▶ [INSTRUCTIONS TO FOLLOW] Extract every line from the records below that contains the word "nominal".

▶ [Web page and app entries]
########
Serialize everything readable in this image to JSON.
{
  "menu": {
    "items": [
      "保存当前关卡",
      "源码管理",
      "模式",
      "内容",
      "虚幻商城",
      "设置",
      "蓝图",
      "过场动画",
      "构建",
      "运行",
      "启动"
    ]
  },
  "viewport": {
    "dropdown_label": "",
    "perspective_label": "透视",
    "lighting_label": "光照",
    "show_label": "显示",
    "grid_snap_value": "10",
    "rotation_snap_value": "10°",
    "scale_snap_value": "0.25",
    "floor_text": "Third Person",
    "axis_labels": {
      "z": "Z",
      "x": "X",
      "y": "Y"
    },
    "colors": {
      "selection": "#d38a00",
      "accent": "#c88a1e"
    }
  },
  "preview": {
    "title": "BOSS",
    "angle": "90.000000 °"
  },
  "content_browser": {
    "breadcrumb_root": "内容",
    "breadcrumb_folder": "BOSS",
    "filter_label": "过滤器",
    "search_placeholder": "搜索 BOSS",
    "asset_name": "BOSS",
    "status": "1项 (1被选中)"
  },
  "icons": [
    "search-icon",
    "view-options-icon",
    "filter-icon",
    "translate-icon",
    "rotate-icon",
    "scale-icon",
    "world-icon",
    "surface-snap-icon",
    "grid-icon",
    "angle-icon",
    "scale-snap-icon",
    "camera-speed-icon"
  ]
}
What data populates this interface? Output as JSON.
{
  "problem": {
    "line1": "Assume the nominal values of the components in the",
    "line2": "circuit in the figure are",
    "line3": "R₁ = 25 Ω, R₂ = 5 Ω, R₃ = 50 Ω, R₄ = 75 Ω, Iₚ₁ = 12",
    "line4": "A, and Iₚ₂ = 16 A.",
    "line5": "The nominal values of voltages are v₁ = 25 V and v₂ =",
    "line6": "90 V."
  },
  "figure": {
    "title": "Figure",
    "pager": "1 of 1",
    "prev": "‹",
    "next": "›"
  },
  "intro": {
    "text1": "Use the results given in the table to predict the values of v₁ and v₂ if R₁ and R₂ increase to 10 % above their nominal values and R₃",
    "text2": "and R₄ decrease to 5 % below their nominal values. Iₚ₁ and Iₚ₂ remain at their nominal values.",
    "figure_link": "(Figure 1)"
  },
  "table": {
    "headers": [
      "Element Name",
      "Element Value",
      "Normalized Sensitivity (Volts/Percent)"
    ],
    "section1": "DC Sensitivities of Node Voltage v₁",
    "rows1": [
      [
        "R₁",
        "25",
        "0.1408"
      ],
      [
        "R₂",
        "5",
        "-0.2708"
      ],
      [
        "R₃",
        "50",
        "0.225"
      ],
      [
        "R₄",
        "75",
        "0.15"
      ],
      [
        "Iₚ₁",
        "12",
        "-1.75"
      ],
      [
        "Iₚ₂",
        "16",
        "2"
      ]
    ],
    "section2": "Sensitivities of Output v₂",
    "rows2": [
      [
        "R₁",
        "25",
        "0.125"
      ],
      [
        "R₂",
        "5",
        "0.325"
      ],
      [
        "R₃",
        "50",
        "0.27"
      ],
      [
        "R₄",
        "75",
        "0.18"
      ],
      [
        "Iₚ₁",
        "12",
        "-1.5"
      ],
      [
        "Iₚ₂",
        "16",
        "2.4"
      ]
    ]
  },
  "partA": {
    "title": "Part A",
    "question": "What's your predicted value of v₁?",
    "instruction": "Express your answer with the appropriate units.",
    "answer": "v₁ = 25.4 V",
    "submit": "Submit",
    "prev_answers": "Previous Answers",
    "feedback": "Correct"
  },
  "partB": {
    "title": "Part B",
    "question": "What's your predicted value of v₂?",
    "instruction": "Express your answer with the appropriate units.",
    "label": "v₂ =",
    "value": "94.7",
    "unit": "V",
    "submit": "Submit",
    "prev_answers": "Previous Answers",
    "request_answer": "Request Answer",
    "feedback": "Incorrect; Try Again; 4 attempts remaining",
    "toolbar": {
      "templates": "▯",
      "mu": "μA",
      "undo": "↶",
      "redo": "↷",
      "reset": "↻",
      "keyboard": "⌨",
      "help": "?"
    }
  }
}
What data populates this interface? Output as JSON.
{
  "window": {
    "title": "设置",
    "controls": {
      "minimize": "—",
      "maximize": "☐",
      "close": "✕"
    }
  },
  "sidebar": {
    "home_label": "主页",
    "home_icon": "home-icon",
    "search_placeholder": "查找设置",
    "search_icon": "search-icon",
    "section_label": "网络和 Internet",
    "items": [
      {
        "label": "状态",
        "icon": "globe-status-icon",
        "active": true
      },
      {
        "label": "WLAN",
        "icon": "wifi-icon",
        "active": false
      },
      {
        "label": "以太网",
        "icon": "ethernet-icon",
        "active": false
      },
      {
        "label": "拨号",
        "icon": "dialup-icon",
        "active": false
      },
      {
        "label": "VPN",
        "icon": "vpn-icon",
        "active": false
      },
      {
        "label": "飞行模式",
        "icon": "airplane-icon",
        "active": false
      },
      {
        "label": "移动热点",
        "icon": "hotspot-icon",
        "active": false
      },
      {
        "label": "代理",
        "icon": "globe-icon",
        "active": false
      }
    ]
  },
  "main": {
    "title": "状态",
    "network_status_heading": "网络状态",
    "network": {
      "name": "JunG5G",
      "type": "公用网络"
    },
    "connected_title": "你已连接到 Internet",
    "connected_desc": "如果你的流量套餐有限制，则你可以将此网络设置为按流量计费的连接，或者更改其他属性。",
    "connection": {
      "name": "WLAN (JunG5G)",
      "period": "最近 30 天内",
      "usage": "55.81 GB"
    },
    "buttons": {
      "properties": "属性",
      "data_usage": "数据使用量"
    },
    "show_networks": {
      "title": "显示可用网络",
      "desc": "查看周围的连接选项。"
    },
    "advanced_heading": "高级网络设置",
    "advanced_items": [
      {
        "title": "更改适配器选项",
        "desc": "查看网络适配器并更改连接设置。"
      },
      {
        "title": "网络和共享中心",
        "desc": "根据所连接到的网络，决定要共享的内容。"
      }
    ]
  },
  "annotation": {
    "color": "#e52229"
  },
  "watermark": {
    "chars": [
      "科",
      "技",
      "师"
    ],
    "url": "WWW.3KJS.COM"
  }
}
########
▶ [WRITTEN RESPONSE]
    "line1": "Assume the nominal values of the components in the",
    "line5": "The nominal values of voltages are v₁ = 25 V and v₂ =",
    "text1": "Use the results given in the table to predict the values of v₁ and v₂ if R₁ and R₂ increase to 10 % above their nominal values and R₃",
    "text2": "and R₄ decrease to 5 % below their nominal values. Iₚ₁ and Iₚ₂ remain at their nominal values.",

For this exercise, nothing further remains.